▶ [Required work]
Filter this listing down to the lines that contain the word "装配效果", and copy them.

____ The data

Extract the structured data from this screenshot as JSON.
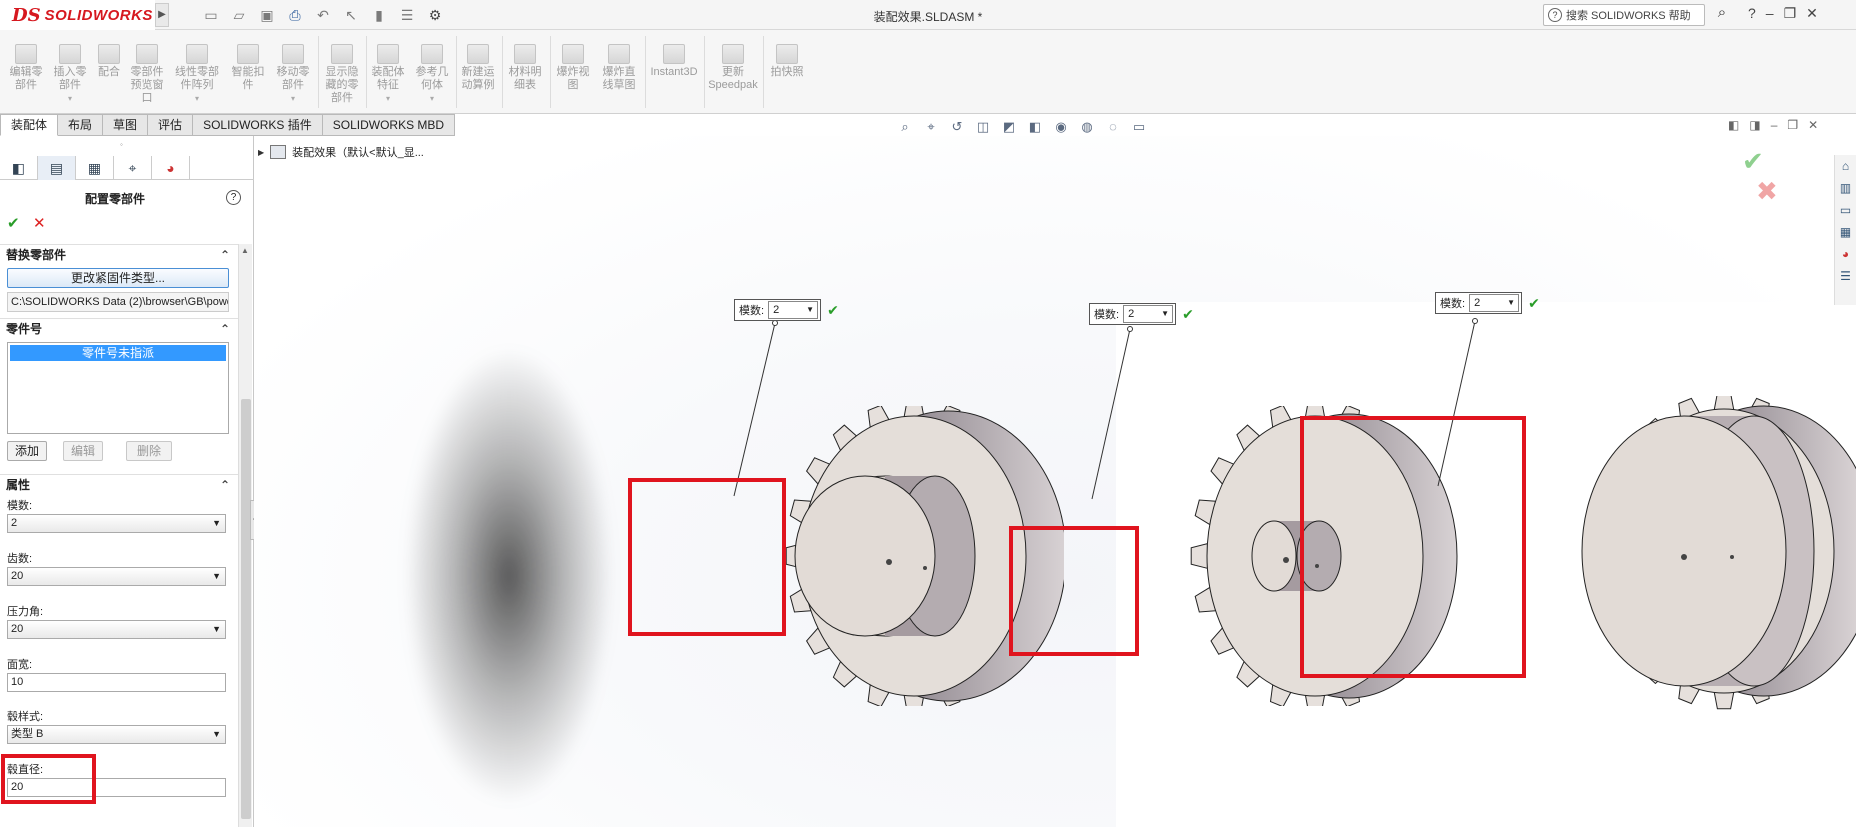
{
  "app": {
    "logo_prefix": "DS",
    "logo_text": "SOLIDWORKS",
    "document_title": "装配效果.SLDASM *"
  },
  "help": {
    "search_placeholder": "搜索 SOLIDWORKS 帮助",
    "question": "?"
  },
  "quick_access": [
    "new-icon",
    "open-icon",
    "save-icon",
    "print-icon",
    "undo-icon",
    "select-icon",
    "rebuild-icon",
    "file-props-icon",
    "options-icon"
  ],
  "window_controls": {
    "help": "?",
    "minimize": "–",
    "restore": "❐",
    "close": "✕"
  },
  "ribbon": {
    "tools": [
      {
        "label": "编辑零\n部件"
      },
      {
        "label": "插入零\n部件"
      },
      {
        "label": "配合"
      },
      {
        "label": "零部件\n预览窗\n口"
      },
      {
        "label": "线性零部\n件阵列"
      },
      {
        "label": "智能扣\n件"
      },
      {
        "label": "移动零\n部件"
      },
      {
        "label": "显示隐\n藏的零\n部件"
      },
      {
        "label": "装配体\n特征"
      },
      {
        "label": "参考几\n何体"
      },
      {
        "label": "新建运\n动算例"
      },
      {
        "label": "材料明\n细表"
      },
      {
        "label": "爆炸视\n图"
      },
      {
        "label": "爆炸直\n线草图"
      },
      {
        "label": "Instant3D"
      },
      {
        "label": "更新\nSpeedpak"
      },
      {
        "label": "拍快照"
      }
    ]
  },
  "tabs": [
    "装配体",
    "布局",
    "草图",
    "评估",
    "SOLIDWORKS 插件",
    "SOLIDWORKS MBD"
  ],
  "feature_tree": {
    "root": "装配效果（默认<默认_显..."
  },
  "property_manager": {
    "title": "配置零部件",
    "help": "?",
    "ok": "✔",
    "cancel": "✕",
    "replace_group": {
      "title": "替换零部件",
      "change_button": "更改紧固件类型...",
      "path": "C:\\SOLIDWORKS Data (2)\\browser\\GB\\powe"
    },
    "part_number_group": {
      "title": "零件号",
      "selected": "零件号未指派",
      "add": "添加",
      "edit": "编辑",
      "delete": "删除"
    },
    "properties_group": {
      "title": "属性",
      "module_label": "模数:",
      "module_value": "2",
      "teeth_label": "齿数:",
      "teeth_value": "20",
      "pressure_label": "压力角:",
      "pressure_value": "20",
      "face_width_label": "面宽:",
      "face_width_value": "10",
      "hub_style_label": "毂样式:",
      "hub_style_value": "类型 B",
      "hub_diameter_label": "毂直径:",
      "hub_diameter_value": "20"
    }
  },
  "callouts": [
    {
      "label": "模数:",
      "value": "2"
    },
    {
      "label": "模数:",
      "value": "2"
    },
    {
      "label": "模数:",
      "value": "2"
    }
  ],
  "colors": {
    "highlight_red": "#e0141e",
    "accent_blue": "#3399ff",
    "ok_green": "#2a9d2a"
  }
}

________

▶ [Output for this task]
    "document_title": "装配效果.SLDASM *"
    "root": "装配效果（默认<默认_显..."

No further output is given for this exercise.